> Prompt
Only the pictures should be left out; write out all other data exactly.

> Data excerpts
++++++++++
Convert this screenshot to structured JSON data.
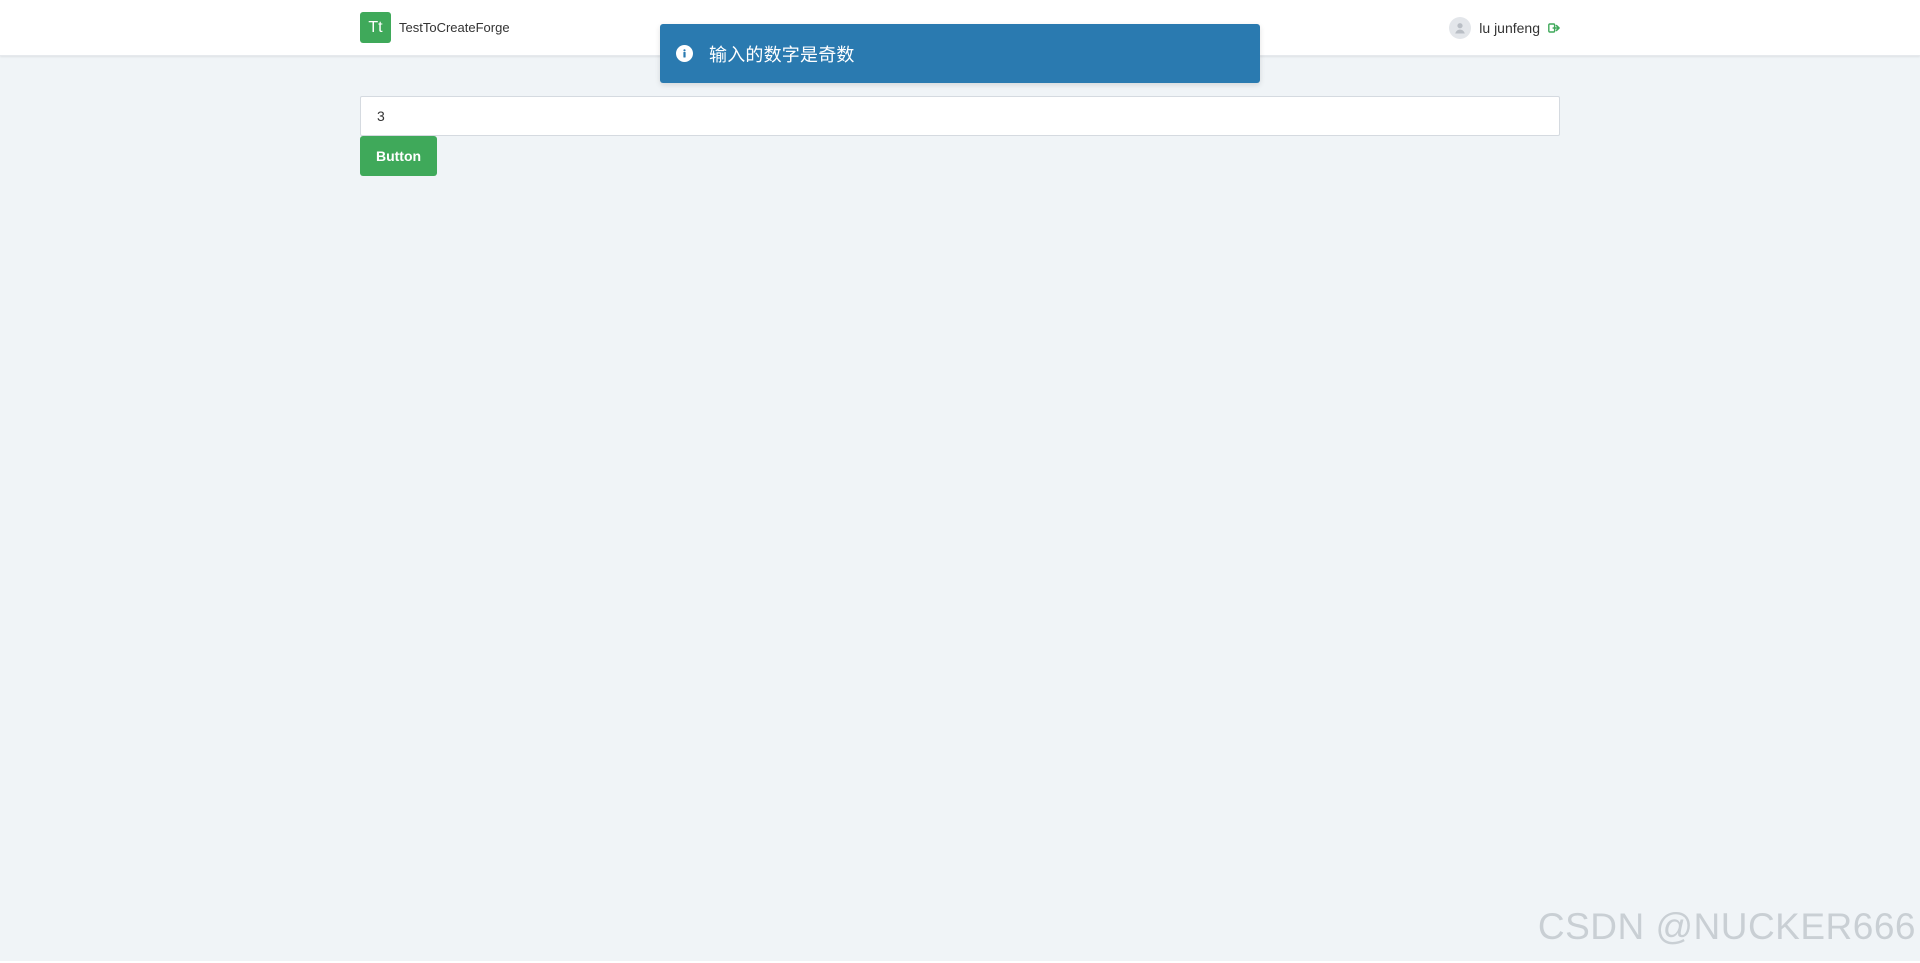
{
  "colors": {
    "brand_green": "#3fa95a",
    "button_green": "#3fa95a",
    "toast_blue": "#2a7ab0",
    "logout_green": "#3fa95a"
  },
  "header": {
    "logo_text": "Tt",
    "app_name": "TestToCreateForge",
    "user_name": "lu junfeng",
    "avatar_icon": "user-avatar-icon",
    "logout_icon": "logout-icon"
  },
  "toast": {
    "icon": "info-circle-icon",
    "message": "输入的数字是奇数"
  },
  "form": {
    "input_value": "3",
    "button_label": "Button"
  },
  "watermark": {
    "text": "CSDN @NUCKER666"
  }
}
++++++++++
> Your response
Convert this screenshot to structured JSON data.
{
  "colors": {
    "brand_green": "#3fa95a",
    "button_green": "#3fa95a",
    "toast_blue": "#2a7ab0",
    "logout_green": "#3fa95a"
  },
  "header": {
    "logo_text": "Tt",
    "app_name": "TestToCreateForge",
    "user_name": "lu junfeng",
    "avatar_icon": "user-avatar-icon",
    "logout_icon": "logout-icon"
  },
  "toast": {
    "icon": "info-circle-icon",
    "message": "输入的数字是奇数"
  },
  "form": {
    "input_value": "3",
    "button_label": "Button"
  },
  "watermark": {
    "text": "CSDN @NUCKER666"
  }
}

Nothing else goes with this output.